One of the tweets I (follow ChelseaMB) posted on World Autism Awareness Day was met with the following question: "after aware, then what?" [sic].  For me, the reply took far fewer than 140 characters and was instant:  Just what #GoodFriendInc stands for: ACCEPTANCE and EMPATHY!  I didn't need to ponder that.  It's what I've been focused on through Good Friend for the last five years, and even longer as a mom.

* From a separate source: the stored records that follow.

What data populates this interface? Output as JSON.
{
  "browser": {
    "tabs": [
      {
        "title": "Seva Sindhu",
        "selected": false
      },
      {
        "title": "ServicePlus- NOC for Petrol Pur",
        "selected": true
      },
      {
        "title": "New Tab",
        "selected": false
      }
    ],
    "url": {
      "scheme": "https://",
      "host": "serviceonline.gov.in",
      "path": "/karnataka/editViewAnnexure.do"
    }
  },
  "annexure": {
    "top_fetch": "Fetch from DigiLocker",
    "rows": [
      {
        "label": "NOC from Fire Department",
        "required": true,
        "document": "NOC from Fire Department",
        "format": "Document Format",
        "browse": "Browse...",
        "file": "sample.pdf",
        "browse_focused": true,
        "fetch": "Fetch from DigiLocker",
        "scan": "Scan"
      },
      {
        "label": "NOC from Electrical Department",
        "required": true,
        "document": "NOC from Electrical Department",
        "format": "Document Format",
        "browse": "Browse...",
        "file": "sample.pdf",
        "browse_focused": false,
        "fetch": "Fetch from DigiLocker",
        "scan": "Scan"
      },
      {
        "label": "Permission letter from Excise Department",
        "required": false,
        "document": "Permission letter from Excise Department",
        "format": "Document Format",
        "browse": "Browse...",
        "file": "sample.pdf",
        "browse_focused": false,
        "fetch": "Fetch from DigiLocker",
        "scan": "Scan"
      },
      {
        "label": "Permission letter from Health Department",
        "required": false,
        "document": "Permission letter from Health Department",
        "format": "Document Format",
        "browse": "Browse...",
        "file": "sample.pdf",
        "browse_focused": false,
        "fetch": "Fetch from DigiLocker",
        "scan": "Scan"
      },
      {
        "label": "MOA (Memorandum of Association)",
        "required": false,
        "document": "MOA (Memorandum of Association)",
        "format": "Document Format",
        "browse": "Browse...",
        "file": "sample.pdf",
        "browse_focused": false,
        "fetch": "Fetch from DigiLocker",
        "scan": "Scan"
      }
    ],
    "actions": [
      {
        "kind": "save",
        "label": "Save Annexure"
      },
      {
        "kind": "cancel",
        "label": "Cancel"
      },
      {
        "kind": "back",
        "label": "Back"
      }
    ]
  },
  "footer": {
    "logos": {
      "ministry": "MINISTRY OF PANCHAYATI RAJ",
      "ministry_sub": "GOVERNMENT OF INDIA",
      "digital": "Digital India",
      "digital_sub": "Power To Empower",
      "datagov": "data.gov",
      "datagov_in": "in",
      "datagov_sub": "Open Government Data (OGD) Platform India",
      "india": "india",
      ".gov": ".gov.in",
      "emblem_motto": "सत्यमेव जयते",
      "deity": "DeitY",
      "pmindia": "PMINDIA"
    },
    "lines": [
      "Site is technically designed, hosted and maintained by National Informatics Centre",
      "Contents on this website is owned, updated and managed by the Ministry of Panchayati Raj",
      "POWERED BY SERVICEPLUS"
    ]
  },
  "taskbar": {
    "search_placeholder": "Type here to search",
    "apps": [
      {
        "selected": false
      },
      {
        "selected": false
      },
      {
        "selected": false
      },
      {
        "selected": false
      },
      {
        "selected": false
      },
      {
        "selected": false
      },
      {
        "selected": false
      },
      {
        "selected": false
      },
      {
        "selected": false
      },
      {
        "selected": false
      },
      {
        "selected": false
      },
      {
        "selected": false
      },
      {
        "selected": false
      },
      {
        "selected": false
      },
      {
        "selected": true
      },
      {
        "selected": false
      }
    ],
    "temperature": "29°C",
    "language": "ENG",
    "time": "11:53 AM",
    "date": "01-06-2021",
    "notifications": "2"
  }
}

Good Friend's philosophy is that you can't explain what you can't name, so Awareness is step one.  That's what makes Autism Awareness Month so foundational.  But it cannot stop there.  Once we are aware, we work toward understanding.  Understanding leads to Acceptance.  That's step two.  When we move into understanding autism on an experiential level, we foster Empathy.  This is the step where the magic happens.  Once we've felt what it might be like for our friends with autism, we can become natural supports for them.  We will remember what we've learned when we see our friend or colleague with autism struggling, and will respond in a constructive -- versus judgmental -- way.

Constructive responses lead to successful interactions.  And more than anything else, success begets success.

So while I realize that blue for autism in April won't create autism-friendly jobs in May, it certainly does create opportunities for discussions!  Seize those opportunities to discuss with your students, your co-workers, and your community members.  Create awareness of the strengths of individuals with ASD.  Create awareness of the resources in your community, or discuss what's lacking and call the stakeholders to the collaborative table to figure out how it can be manifested.  Self-advocates: Improve self-awareness of your talents and capitalize on them.  Become aware of what supports might be there for you and put those tools in your toolbox.

Awareness is the foundation; keep building!